- Bratman, G.N., Hamilton, J.P., Hahn, K.S., Daily, G.C., & Gross, J.J. (2015, July). Nature experience reduces rumination and subgenual prefrontal cortex activation. Proceedings of the National Academy of Sciences of the United States of America, 112(28): 8567-8572. Retrieved from https://www.ncbi.nlm.nih.gov/pmc/articles/PMC4507237/
- Jordan, R. (2015, June). Stanford researchers find mental health prescription: Nature. Stanford News. Retrieved from https://news.stanford.edu/2015/06/30/hiking-mental-health-063015/
- Bratman, G.N., Daily, G.C., Levy, B.J., & Gross, J.J. (2015, March). The benefits of nature experience: Improved affect and cognition. Landscape and Urban Planning, (138): 41-50. Retrieved from http://mastor.cl/blog/wp-content/uploads/2018/07/Bratman.-The_Benefits_of_Nature_Experience_Improved_Affect_and_Cognition.-2015.-10-pgs.-pdf.pdf
- Coley, R., Kuo, F. E., & Sullivan, W. C. (1997, July). Where does community grow? The social context created by nature in urban public housing. Environment and Behavior, 29(4), 468. Retrieved from https://journals.sagepub.com/doi/10.1177/001391659702900402
- Harvard Men’s Health Watch. (2018, July). Sour mood getting you down? Get back to nature. Harvard Health Publishing: Harvard Medical School. Retrieved from https://www.health.harvard.edu/mind-and-mood/sour-mood-getting-you-down-get-back-to-nature

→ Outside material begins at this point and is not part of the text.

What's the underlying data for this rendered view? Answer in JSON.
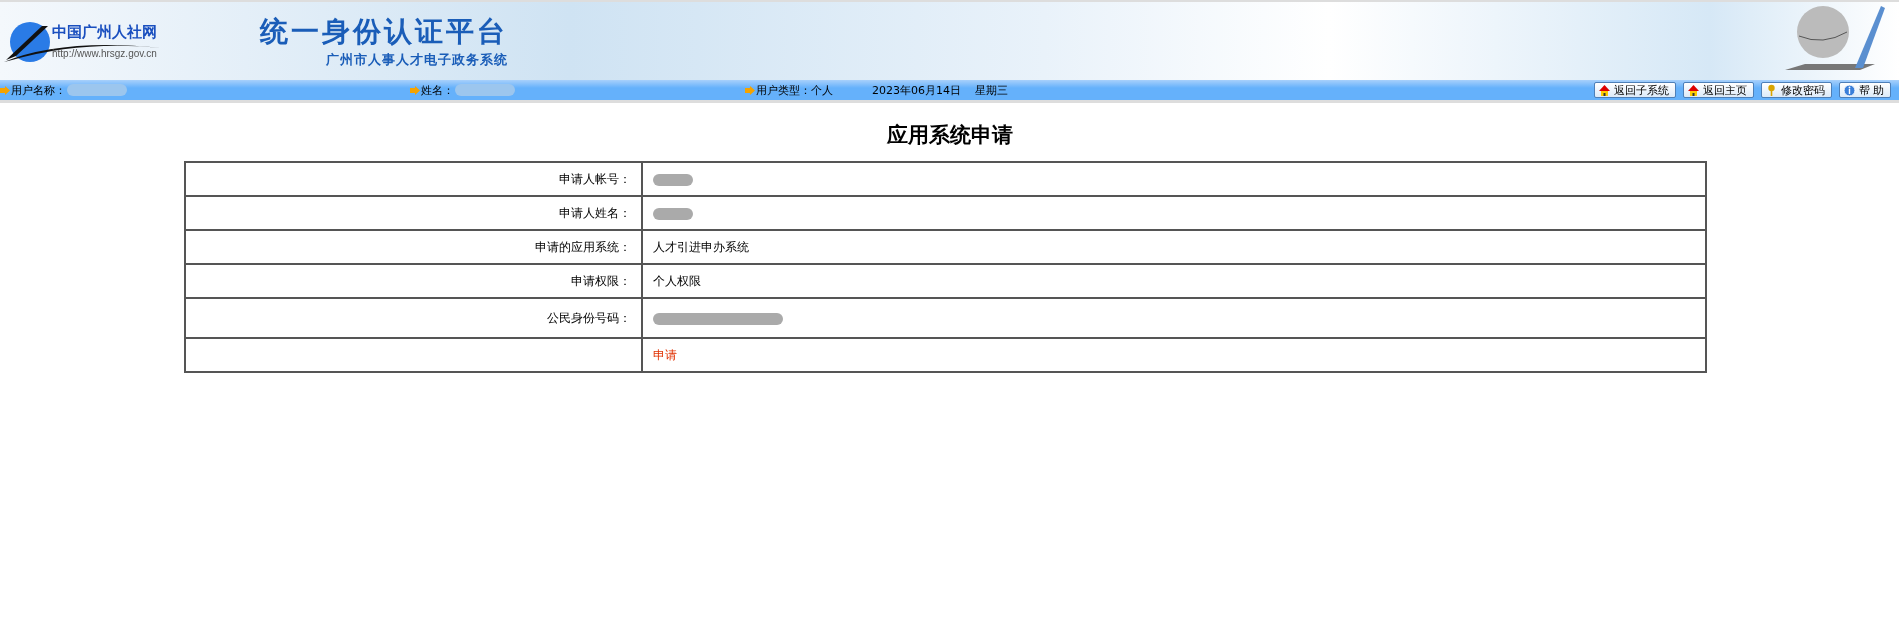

- Gould van Praag, C.D., Garfinkel, S.N., Sparasci, O., Mees, A., Philippides, A.O., Ware, M., Ottaviani, C., & Critchley, H.D. (2017, March). Mind-wandering and alterations to default mode network connectivity when listening to naturalistic versus artificial sounds. Scientific Reports, 7. Retrieved from https://www.nature.com/articles/srep45273
- Mind.org. (2018, May). Nature and mental health: How can I overcome barriers? Retrieved from https://www.mind.org.uk/information-support/tips-for-everyday-living/nature-and-mental-health/overcoming-barriers/
- White, M.P., Alcock, I., Grellier, J., Wheeler, B.W., Hartig, T., Warber, S.L., Bone, A., Depledge, M.H., & Fleming, L.E. (2019, June). Spending at least 120 minutes a week in nature is associated with good health and wellbeing. Scientific Reports, 9: 7730. Retrieved from https://www.nature.com/articles/s41598-019-44097-3
- Brieske, T. (2011, April). Healing through nature. Chopra. Retrieved from https://chopra.com/articles/healing-through-nature